Equally, had anybody else (bar a select few) quoted a 95% figure they would usually have been met with a ‘How do you know this?’ response so assumed you knew this figure as fact and hadn’t just plucked it out of thin air and used it to make a point as you now appear to have done.



You assumed wrong; one statement was in the context of "the hardware is 95% different" and the other had no such context. Maybe I should have clarified for those who like to parse posts like frames of the Zapruder film:

1) The vast majority of the hardware is different between the two, sans the base and power cord. Whether that is equal to my estimate of 95%, who knows? I guess nits are for picking.

2) Some reviews say there are sonic differences, but that does not mean it is to the same extent as a comparison of other models.

3) Given the size similarities, same tweeter/woofer configuration, slightly different color schemes, and apparent sonic similarities, they are really more alike than different, despite the lack of shared hardware.

Clear enough?
Here is the WWDC session on Airplay 2.
https://developer.apple.com/videos/play/wwdc2017/509


Watched a few minutes. So, you will STILL need your phone to source the music stream?! They've learned nothing from SonosNet or Chromecast? Amazing.


I like SonosNet but pretty much nothing about Chromecast but that's another subject.
Yes you use your phone or tablet as the source. Not an issue for me but I can see the point.
The Homepod will use it's wifi connection to stream music from the cloud no matter where it is controlled from.
Look at about 10:40. It says the content can be local or in the cloud. Hence the Homepod pulling from the cloud. I assume this can be done with other devices too.
Apple AirPlay2 (meant for another thread which I'll try to find).

Unlike the original AirPlay, AirPlay 2 doesn't require special hardware anymore, but is entirely software-based, which allows for companies like Sonos to add support to their devices after the fact
by https://www.theverge.com/2017/10/4/16418944/sonos-airplay-2-support-apple-ios-siri-2018

BOSE's measley SoundTouch alarm clock will have AirPlay2 support ... yet my much more capable and more expensive limited edition all Black Sonos Play:1's (2) will NOT get AirPlay2 support because Sonos wants me to purchase a One?

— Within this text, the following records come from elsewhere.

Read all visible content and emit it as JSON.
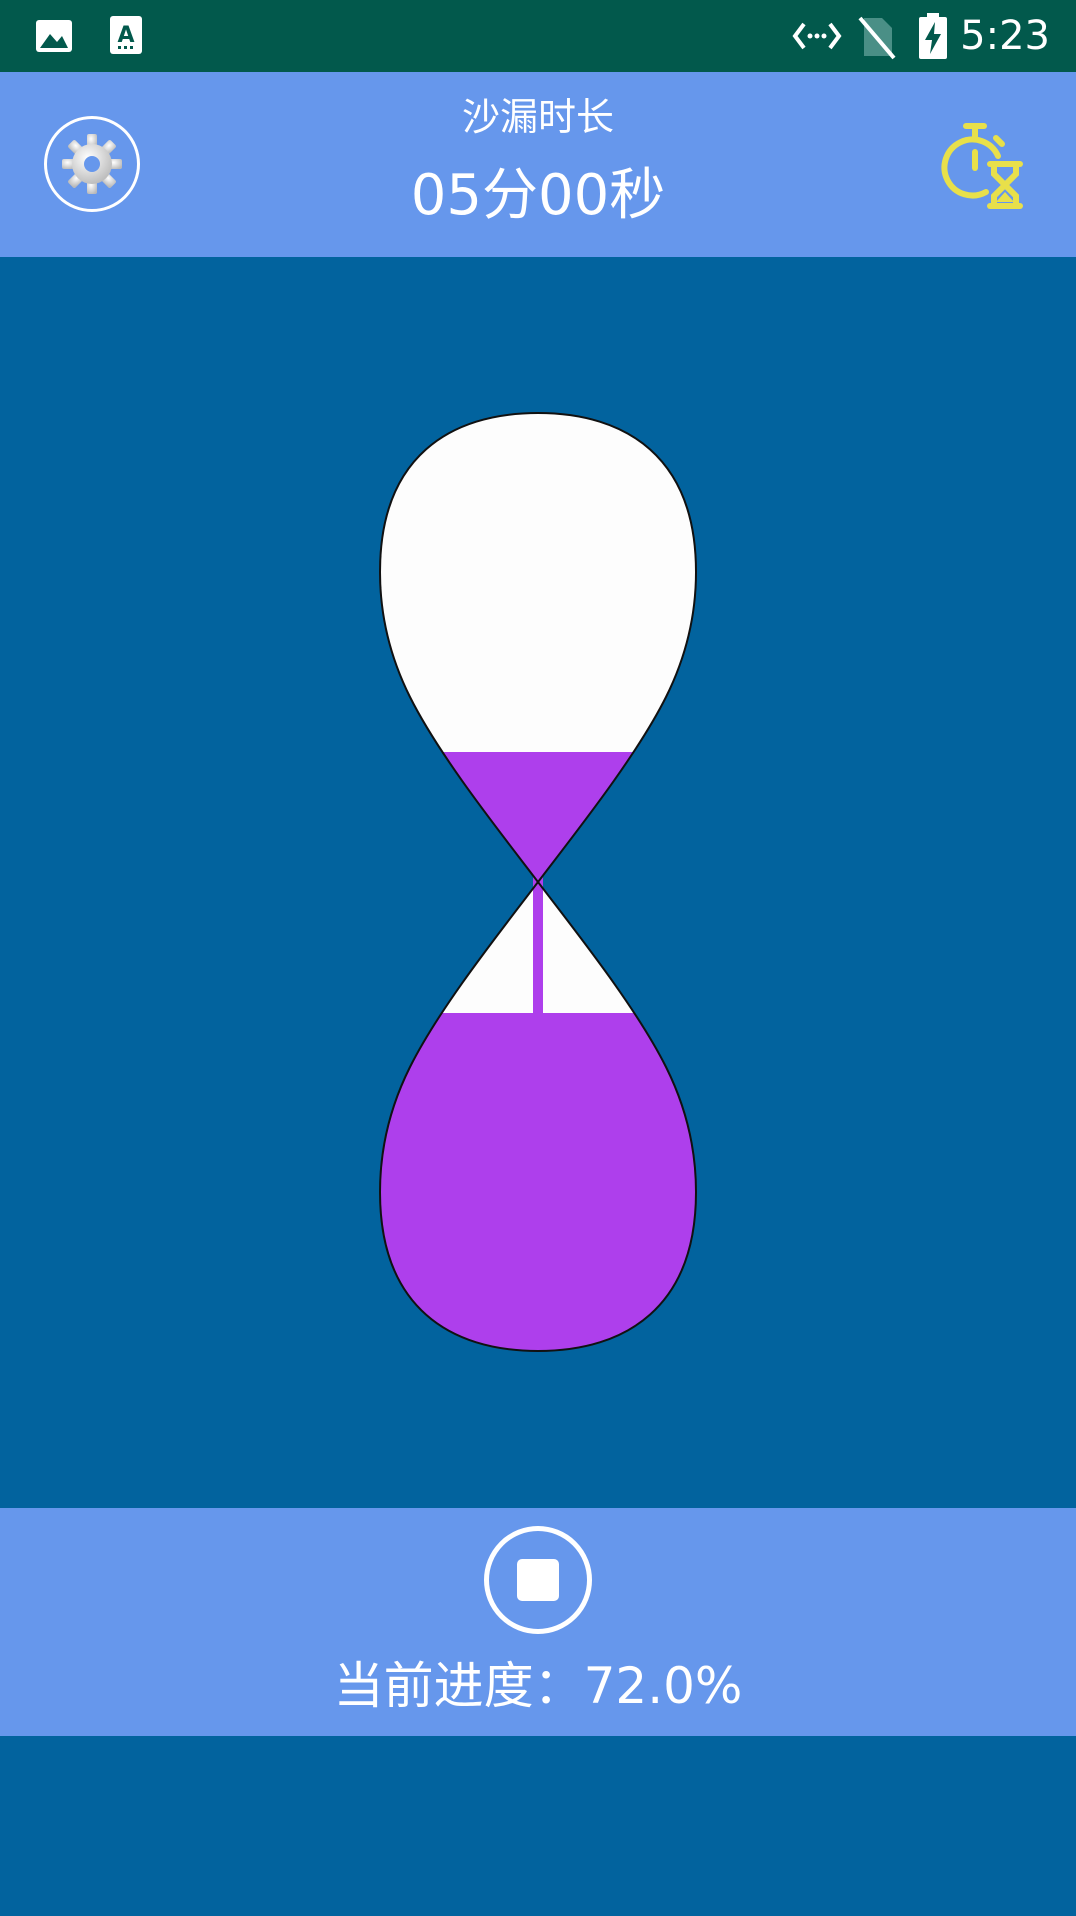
{
  "status_bar": {
    "time": "5:23",
    "icons": [
      "image-icon",
      "text-a-icon",
      "code-icon",
      "no-sim-icon",
      "battery-charging-icon"
    ]
  },
  "header": {
    "title": "沙漏时长",
    "duration": "05分00秒",
    "settings_icon": "gear-icon",
    "timer_icon": "stopwatch-hourglass-icon"
  },
  "hourglass": {
    "progress_fraction": 0.72,
    "sand_color": "#ae3fec",
    "glass_color": "#fdfdfd",
    "background_color": "#02639e"
  },
  "footer": {
    "stop_icon": "stop-icon",
    "progress_label": "当前进度：72.0%"
  },
  "colors": {
    "status_bar": "#02594c",
    "bars": "#6697ec",
    "accent_yellow": "#e8e04a"
  }
}
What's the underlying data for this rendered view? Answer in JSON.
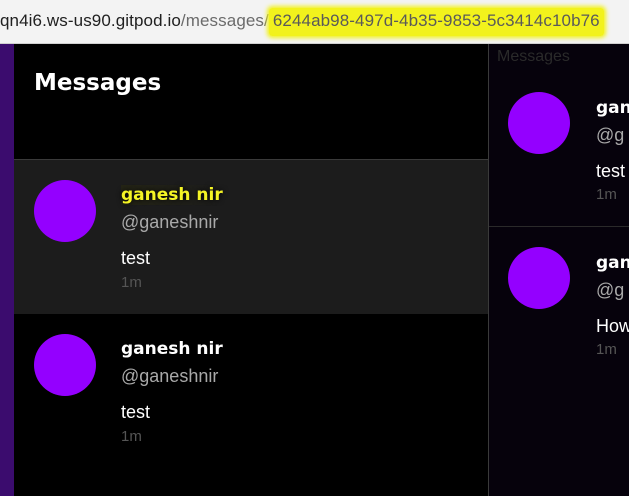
{
  "browser": {
    "url_host": "qn4i6.ws-us90.gitpod.io",
    "url_path": "/messages/",
    "url_id": "6244ab98-497d-4b35-9853-5c3414c10b76"
  },
  "messages_panel": {
    "title": "Messages",
    "items": [
      {
        "name": "ganesh nir",
        "handle": "@ganeshnir",
        "text": "test",
        "time": "1m"
      },
      {
        "name": "ganesh nir",
        "handle": "@ganeshnir",
        "text": "test",
        "time": "1m"
      }
    ]
  },
  "conversation_panel": {
    "label": "Messages",
    "items": [
      {
        "name": "gan",
        "handle": "@g",
        "text": "test",
        "time": "1m"
      },
      {
        "name": "gan",
        "handle": "@g",
        "text": "How",
        "time": "1m"
      }
    ]
  },
  "colors": {
    "avatar": "#9400ff",
    "highlight": "#f2f21c",
    "nav_strip": "#3b0c6e"
  }
}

I have NO inclination, nor incentive, nor desire to have a speaker that listens with a microphone beyond tuning the speaker in my apartment. Since I cannot connect Sonos One in HomeKit and use it as a remote microphone/speaker to an existing WiFi/LTE connected home security system, then no I don't want the Sonos One or a similar product.

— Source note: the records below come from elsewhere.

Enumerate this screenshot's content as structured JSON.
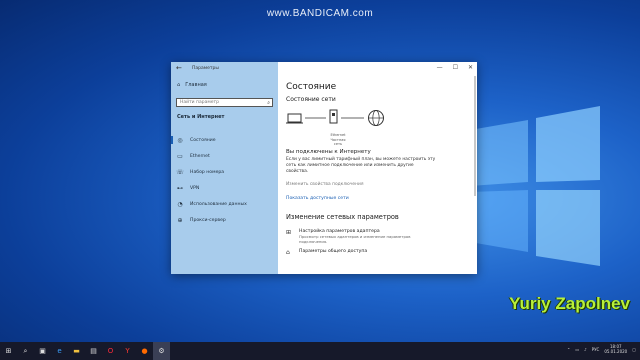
{
  "watermark": "www.BANDICAM.com",
  "author": "Yuriy Zapolnev",
  "window": {
    "title": "Параметры",
    "back_glyph": "←",
    "controls": [
      "—",
      "☐",
      "✕"
    ]
  },
  "sidebar": {
    "home": "Главная",
    "search_placeholder": "Найти параметр",
    "section": "Сеть и Интернет",
    "items": [
      {
        "label": "Состояние",
        "icon": "globe-icon",
        "glyph": "◎"
      },
      {
        "label": "Ethernet",
        "icon": "monitor-icon",
        "glyph": "▭"
      },
      {
        "label": "Набор номера",
        "icon": "phone-icon",
        "glyph": "☏"
      },
      {
        "label": "VPN",
        "icon": "vpn-icon",
        "glyph": "⊷"
      },
      {
        "label": "Использование данных",
        "icon": "data-usage-icon",
        "glyph": "◔"
      },
      {
        "label": "Прокси-сервер",
        "icon": "globe-icon",
        "glyph": "⊕"
      }
    ]
  },
  "content": {
    "title": "Состояние",
    "network_status": "Состояние сети",
    "ethernet_label": "Ethernet",
    "network_type": "Частная сеть",
    "connected": "Вы подключены к Интернету",
    "description": "Если у вас лимитный тарифный план, вы можете настроить эту сеть как лимитное подключение или изменить другие свойства.",
    "change_props": "Изменить свойства подключения",
    "show_networks": "Показать доступные сети",
    "change_section": "Изменение сетевых параметров",
    "adapter_title": "Настройка параметров адаптера",
    "adapter_desc": "Просмотр сетевых адаптеров и изменение параметров подключения.",
    "sharing_title": "Параметры общего доступа"
  },
  "taskbar": {
    "lang": "РУС",
    "time": "18:07",
    "date": "05.01.2020"
  },
  "colors": {
    "accent": "#1a5fb4",
    "sidebar_bg": "#a8ccec",
    "taskbar_bg": "#16192a",
    "author_text": "#b7f03a"
  }
}
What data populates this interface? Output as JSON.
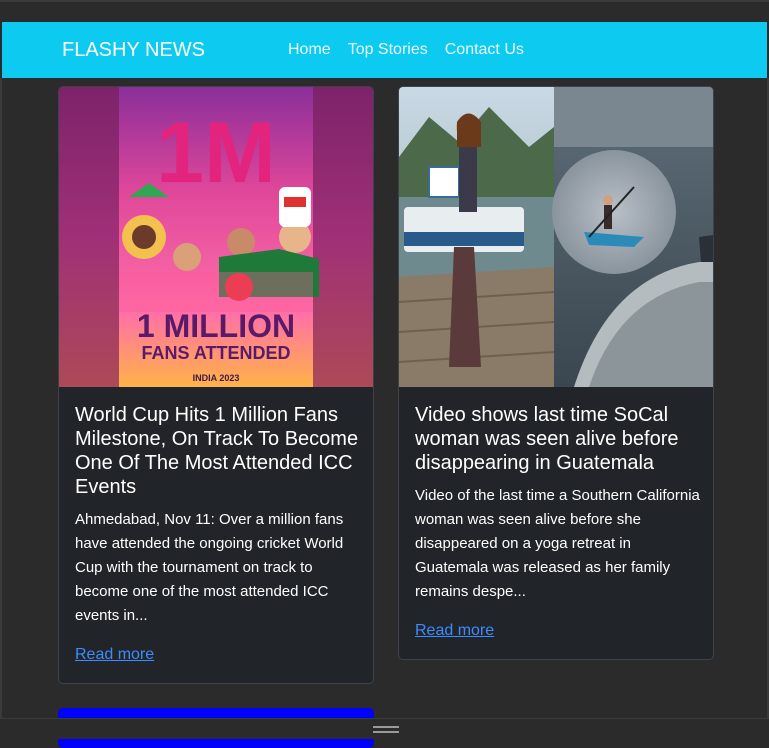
{
  "navbar": {
    "brand": "FLASHY NEWS",
    "links": [
      "Home",
      "Top Stories",
      "Contact Us"
    ],
    "background": "#0dcaf0"
  },
  "cards": [
    {
      "image_badge": "1M",
      "image_caption_line1": "1 MILLION",
      "image_caption_line2": "FANS ATTENDED",
      "image_logo": "INDIA 2023",
      "title": "World Cup Hits 1 Million Fans Milestone, On Track To Become One Of The Most Attended ICC Events",
      "text": "Ahmedabad, Nov 11: Over a million fans have attended the ongoing cricket World Cup with the tournament on track to become one of the most attended ICC events in...",
      "link": "Read more"
    },
    {
      "title": "Video shows last time SoCal woman was seen alive before disappearing in Guatemala",
      "text": "Video of the last time a Southern California woman was seen alive before she disappeared on a yoga retreat in Guatemala was released as her family remains despe...",
      "link": "Read more"
    }
  ],
  "colors": {
    "card_background": "#212529",
    "link": "#3d8bfd",
    "partial_card": "#0000ff"
  }
}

Way to go ... you'll be loosing a customer, and excellent word of mouth in 2018. Should I choose a speaker with a microphone with voice control, it'll be one I can trust, can be used in HomeKit, Supports AirPlay2 and can be used as part of my home security system: HomePod thus far will fit that bill and seemingly competitively priced against the Play:5.

https://developer.apple.com/videos/play/wwdc2017/509/
Why do you think the Play 1 will not get Airplay 2?